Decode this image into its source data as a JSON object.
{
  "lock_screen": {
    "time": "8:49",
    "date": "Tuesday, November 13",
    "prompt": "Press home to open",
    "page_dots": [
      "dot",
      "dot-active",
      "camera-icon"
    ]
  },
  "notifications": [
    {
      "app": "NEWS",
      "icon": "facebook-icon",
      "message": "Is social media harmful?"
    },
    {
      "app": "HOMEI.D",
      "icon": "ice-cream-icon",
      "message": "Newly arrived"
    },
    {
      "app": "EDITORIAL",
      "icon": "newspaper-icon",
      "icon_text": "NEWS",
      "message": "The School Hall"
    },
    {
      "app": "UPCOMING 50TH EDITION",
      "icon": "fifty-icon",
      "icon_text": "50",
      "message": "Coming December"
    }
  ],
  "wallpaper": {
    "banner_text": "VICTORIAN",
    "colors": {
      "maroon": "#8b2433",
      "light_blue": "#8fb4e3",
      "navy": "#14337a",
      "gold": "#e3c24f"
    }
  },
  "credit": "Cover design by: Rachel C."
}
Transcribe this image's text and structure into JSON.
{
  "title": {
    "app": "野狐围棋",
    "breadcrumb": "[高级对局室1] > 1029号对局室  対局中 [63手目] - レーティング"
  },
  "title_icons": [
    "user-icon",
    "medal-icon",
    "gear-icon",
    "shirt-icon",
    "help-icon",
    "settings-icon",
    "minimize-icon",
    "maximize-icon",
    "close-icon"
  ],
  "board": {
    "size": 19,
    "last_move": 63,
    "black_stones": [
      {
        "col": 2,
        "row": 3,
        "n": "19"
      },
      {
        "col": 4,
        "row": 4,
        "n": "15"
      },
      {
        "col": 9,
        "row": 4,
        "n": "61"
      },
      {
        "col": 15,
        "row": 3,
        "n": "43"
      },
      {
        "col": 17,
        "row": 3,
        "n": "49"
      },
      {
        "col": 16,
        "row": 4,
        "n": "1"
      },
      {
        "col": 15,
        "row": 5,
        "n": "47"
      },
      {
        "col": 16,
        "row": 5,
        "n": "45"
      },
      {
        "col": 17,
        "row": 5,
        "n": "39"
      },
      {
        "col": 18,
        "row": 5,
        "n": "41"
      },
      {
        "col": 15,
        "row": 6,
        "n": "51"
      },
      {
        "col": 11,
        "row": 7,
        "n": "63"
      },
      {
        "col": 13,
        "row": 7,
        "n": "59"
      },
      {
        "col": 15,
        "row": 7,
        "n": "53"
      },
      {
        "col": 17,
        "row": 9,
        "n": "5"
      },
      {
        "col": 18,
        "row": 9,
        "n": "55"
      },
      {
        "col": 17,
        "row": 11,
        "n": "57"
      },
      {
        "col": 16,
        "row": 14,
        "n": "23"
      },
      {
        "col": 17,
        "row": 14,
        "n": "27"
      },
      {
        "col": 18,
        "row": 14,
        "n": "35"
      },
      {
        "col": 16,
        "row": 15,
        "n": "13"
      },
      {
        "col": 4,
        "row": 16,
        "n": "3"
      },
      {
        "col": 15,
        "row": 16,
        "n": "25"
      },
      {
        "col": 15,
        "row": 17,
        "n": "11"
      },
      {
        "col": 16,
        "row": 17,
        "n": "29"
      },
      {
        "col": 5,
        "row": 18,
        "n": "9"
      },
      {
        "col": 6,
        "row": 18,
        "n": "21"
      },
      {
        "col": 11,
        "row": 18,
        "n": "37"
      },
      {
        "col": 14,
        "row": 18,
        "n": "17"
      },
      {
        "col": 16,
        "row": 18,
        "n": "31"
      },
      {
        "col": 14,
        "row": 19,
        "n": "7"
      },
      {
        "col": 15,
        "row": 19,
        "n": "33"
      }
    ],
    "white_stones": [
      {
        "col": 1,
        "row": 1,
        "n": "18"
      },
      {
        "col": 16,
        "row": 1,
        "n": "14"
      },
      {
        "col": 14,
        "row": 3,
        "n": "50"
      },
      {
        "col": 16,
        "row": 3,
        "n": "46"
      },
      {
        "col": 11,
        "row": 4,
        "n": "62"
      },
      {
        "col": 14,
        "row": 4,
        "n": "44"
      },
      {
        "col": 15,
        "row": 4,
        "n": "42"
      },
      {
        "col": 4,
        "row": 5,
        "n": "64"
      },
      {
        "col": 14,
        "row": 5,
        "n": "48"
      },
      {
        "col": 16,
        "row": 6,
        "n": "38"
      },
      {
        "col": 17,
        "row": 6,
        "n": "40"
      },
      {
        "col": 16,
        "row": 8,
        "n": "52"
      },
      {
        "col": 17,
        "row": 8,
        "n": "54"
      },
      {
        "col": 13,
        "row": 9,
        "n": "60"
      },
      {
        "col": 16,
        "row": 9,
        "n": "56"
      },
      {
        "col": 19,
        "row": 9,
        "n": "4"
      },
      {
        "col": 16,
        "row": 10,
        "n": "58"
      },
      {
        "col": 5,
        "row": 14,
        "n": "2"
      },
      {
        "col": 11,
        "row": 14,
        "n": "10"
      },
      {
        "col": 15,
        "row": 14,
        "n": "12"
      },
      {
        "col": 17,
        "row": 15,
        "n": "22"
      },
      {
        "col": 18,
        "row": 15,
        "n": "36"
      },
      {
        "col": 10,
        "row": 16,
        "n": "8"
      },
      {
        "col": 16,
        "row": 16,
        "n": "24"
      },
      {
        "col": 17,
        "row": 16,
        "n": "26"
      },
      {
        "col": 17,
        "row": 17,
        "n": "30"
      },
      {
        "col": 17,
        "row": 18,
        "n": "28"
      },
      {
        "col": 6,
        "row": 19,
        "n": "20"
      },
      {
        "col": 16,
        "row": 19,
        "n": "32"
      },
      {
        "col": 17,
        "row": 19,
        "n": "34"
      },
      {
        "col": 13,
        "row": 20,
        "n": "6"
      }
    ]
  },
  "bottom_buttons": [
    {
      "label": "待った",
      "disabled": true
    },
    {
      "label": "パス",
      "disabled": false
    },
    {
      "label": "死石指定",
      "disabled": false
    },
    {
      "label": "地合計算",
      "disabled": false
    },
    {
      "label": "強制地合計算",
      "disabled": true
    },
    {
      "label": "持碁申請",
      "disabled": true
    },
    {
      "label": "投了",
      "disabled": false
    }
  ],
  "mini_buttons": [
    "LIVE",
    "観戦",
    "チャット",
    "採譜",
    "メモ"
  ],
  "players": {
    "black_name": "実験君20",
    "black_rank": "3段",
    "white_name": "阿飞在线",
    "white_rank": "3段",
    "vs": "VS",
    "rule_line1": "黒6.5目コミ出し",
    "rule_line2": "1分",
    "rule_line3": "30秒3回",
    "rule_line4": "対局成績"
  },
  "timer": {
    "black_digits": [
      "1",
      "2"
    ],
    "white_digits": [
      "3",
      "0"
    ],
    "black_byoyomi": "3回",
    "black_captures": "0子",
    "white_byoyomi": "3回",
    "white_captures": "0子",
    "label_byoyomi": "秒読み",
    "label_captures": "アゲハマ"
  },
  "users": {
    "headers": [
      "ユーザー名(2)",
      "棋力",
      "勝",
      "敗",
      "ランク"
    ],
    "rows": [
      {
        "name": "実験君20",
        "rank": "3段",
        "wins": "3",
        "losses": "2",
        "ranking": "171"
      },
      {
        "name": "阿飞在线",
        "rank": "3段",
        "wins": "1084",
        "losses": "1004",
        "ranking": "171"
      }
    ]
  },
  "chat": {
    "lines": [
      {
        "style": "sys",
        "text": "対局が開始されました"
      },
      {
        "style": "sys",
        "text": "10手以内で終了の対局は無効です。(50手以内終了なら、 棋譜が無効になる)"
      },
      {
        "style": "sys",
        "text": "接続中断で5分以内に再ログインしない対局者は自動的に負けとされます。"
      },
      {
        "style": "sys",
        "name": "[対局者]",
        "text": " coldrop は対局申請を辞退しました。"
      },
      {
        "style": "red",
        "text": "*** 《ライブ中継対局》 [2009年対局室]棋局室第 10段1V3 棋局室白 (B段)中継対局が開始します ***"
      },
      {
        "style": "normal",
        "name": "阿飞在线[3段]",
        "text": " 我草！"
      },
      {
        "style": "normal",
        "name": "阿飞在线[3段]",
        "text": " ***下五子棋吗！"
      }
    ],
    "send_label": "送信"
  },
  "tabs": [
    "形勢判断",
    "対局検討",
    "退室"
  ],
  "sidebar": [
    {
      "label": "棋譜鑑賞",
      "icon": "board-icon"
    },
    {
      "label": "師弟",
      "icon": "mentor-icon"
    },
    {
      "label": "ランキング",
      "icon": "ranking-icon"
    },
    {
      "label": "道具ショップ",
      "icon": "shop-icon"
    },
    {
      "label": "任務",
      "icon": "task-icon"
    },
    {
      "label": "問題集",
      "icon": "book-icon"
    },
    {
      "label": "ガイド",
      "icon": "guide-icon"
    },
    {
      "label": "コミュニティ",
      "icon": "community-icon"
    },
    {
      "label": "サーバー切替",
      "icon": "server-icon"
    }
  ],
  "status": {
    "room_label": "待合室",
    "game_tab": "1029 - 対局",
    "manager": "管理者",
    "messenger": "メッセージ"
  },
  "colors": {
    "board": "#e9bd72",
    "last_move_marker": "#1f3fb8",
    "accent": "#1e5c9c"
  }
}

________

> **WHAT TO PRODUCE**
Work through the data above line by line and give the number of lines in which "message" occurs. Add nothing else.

> **WRITTEN RESPONSE**
4